The Ministry of Health, the AG says failed to conduct a pre-shipment inspection of the 20 ambulances which were ready for shipment before payment was made.
This he argues is contrary to the contract. 30 ambulances said to have fundamental defects and declared not fit for purpose were shipped into the country.
A total amount of €2,370,000 has been paid for these 30 vehicles.
The Attorney General called five witnesses including Health Minister Kwaku Agyemang Manu to testify in support of the case.
He believes the testimony so far shows that there was a financial loss to the state, that the loss was caused through the action or omission of Dr Forson and that he should have foreseen such a loss as being probable.
On the thorny issue of whether Dr Forson’s request for letters of credit meant an authorisation of payment, the AG describes the argument against it as “mind-boggling”.
The AG says the evidence so far shows that the letters of credit were irrevocable and once established, payment was guaranteed.
Another issue that forms a key aspect of Dr Forson’s defence is that he wrote the letters on behalf of the substantive Minister for Finance Seth Terkper. The AG argues the letters were written without any authorisation from any quarters.
“A careful examination of the record does not disclose any so-called authorisation by the former Minister for Finance.
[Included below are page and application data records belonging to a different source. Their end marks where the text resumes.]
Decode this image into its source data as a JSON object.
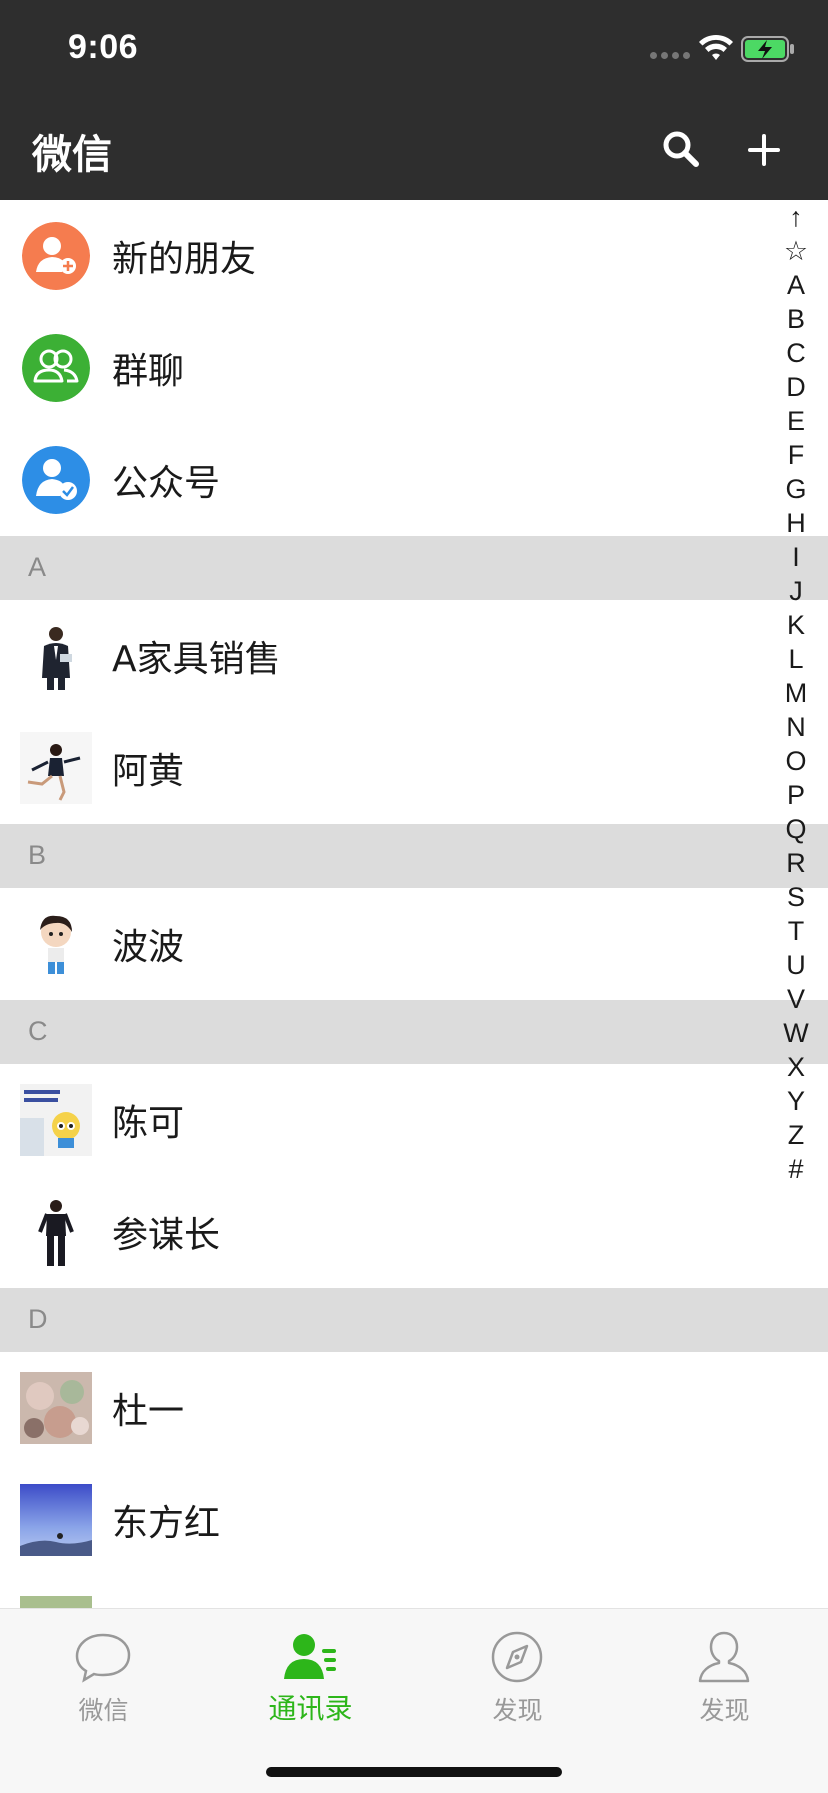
{
  "status_bar": {
    "time": "9:06"
  },
  "nav": {
    "title": "微信"
  },
  "top_entries": [
    {
      "label": "新的朋友",
      "icon": "add-friend-icon",
      "color": "#f57c4f"
    },
    {
      "label": "群聊",
      "icon": "group-chat-icon",
      "color": "#3cb035"
    },
    {
      "label": "公众号",
      "icon": "official-account-icon",
      "color": "#2d8ee6"
    }
  ],
  "sections": [
    {
      "letter": "A",
      "contacts": [
        "A家具销售",
        "阿黄"
      ]
    },
    {
      "letter": "B",
      "contacts": [
        "波波"
      ]
    },
    {
      "letter": "C",
      "contacts": [
        "陈可",
        "参谋长"
      ]
    },
    {
      "letter": "D",
      "contacts": [
        "杜一",
        "东方红"
      ]
    }
  ],
  "index": [
    "↑",
    "☆",
    "A",
    "B",
    "C",
    "D",
    "E",
    "F",
    "G",
    "H",
    "I",
    "J",
    "K",
    "L",
    "M",
    "N",
    "O",
    "P",
    "Q",
    "R",
    "S",
    "T",
    "U",
    "V",
    "W",
    "X",
    "Y",
    "Z",
    "#"
  ],
  "tabs": [
    {
      "label": "微信",
      "icon": "chat-bubble-icon",
      "active": false
    },
    {
      "label": "通讯录",
      "icon": "contacts-icon",
      "active": true
    },
    {
      "label": "发现",
      "icon": "compass-icon",
      "active": false
    },
    {
      "label": "发现",
      "icon": "profile-icon",
      "active": false
    }
  ],
  "colors": {
    "bar_dark": "#2e2e2e",
    "accent_green": "#2db61a",
    "section_bg": "#dcdcdc"
  }
}
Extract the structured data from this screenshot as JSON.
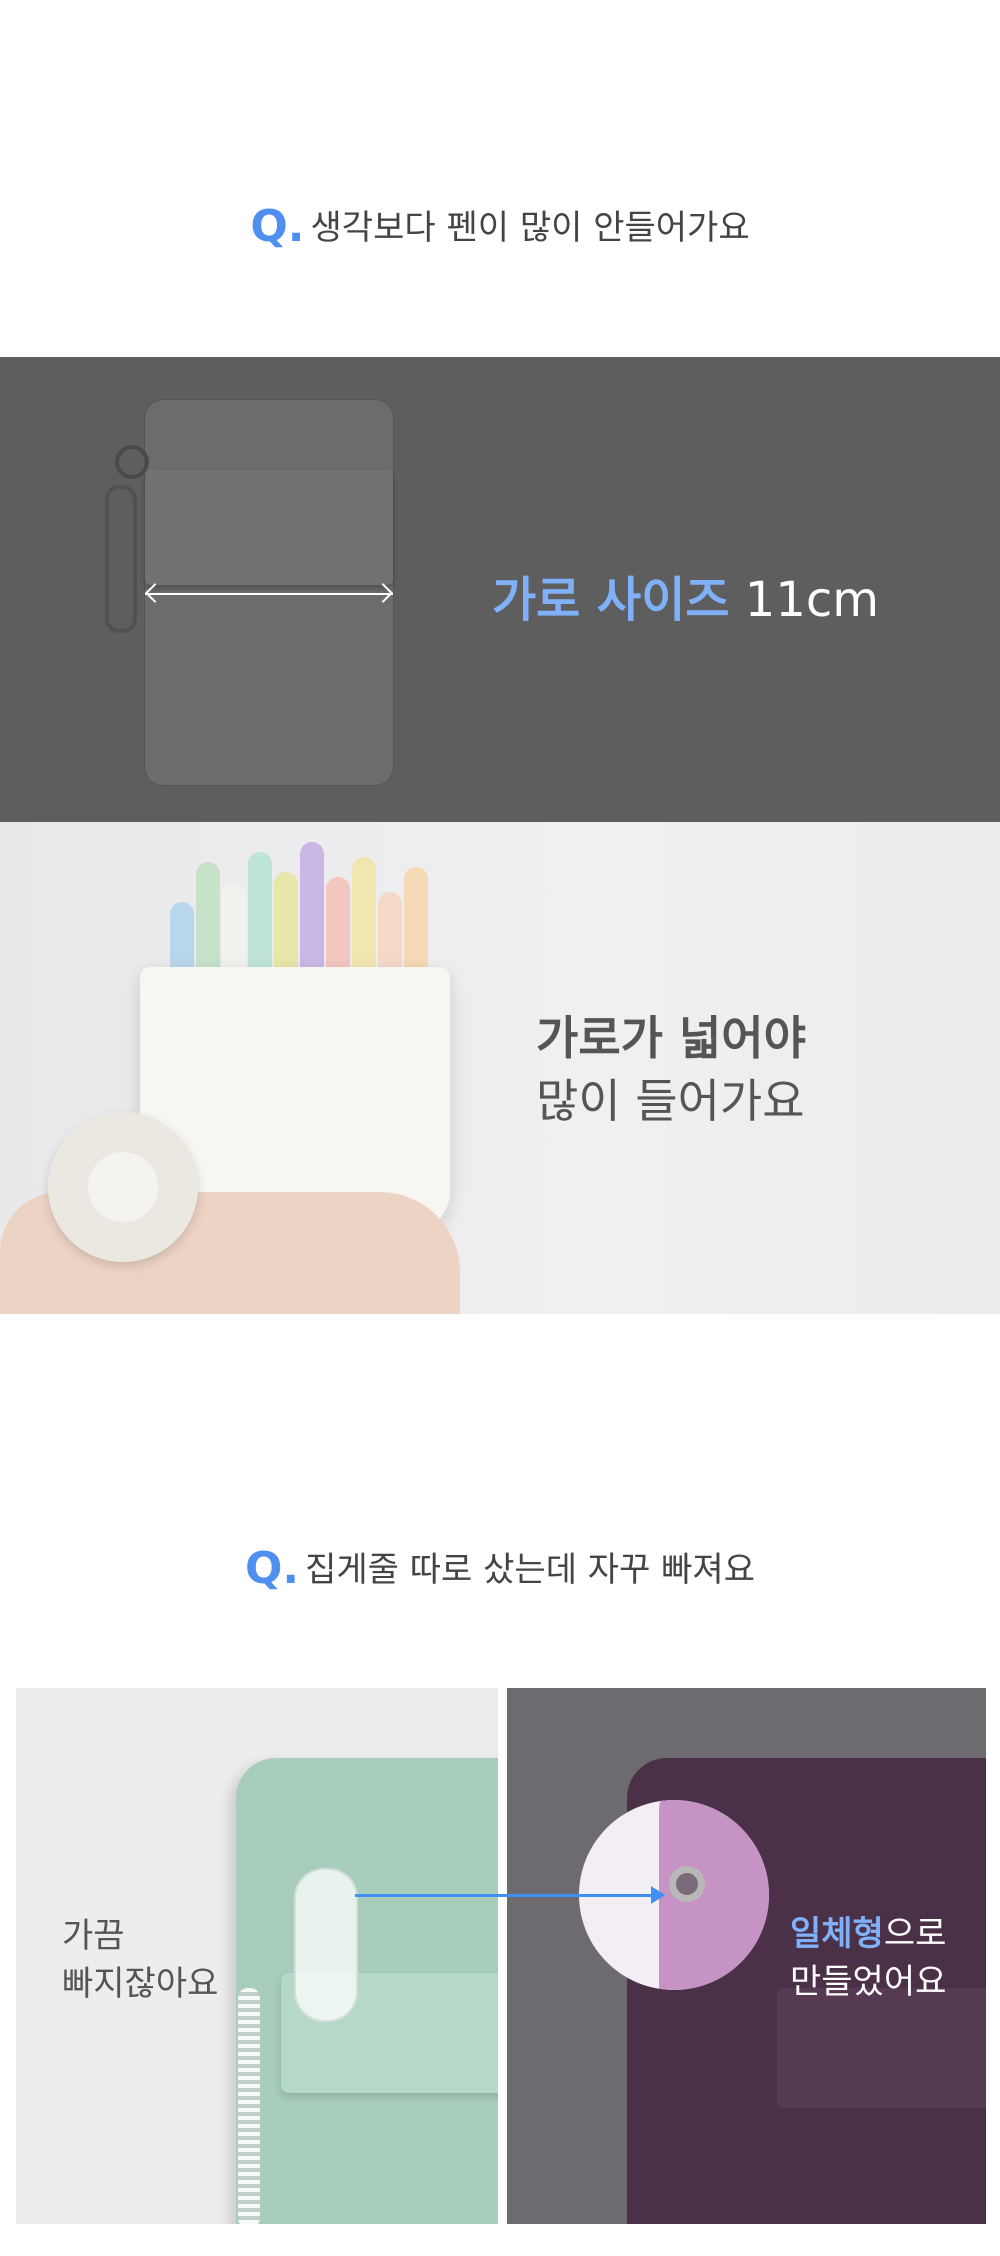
{
  "question1": {
    "marker": "Q.",
    "text": "생각보다 펜이 많이 안들어가요"
  },
  "width_section": {
    "label_accent": "가로 사이즈",
    "label_value": "11cm"
  },
  "capacity_section": {
    "title": "가로가 넓어야",
    "subtitle": "많이 들어가요"
  },
  "question2": {
    "marker": "Q.",
    "text": "집게줄 따로 샀는데 자꾸 빠져요"
  },
  "comparison": {
    "left_caption_line1": "가끔",
    "left_caption_line2": "빠지잖아요",
    "right_caption_accent": "일체형",
    "right_caption_suffix": "으로",
    "right_caption_line2": "만들었어요"
  },
  "colors": {
    "accent": "#4f8ff0",
    "mint": "#a9cdbb",
    "purple": "#4a3147",
    "dark_band": "#5e5e5e"
  },
  "icons": [
    "double-arrow-icon",
    "right-arrow-icon"
  ]
}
On the contrary, exhibits tendered by the prosecution show that A1 (Dr Forson) acted on his own and not through any alleged authorisation by his former boss.
“The actions taken by the Controller and Accountant-General as well as the Bank of Ghana all relied on A1’s actions, not any action by Seth Terkper,” the AG stated.
He insists evidence tendered including an internal memorandum from the Ministry of Finance shows that the staff who worked on the transaction relied solely on Dr Forsons’ authorisation and not the Minister.
The AG points out that his witness, police investigator Rockson Gyamfi said; “…in the course of our investigation, the team spoke to the then minister of finance, Seth Terkper and he stated in his statement given to the office that upon the assumption of his office, there was a moratorium on the loans including the loan contracted for the ambulance.
“The team also got a letter from the Ministry of Finance addressed to Big Sea where the Minister was informing them that the loan agreement had lapsed and efforts are being made to operationalise the loans which had been approved by Parliament as the source of funding for the procurement of the 200 ambulances.
“Investigators further obtained a letter from MOD which indicated that the then deputy minister of finance had instructed that the LC be charged against the MOH budget”.
The AG maintains the investigator did not admit at any point during cross-examination that Seth Terkper told them he authorised the writing of the letters.
“Having clearly showed that he was acting on his own and not on the authorisation of a superior authority…the prosecution has strongly established a case under count one levelled against A1, we invite the court to call on A1 to open his defence.”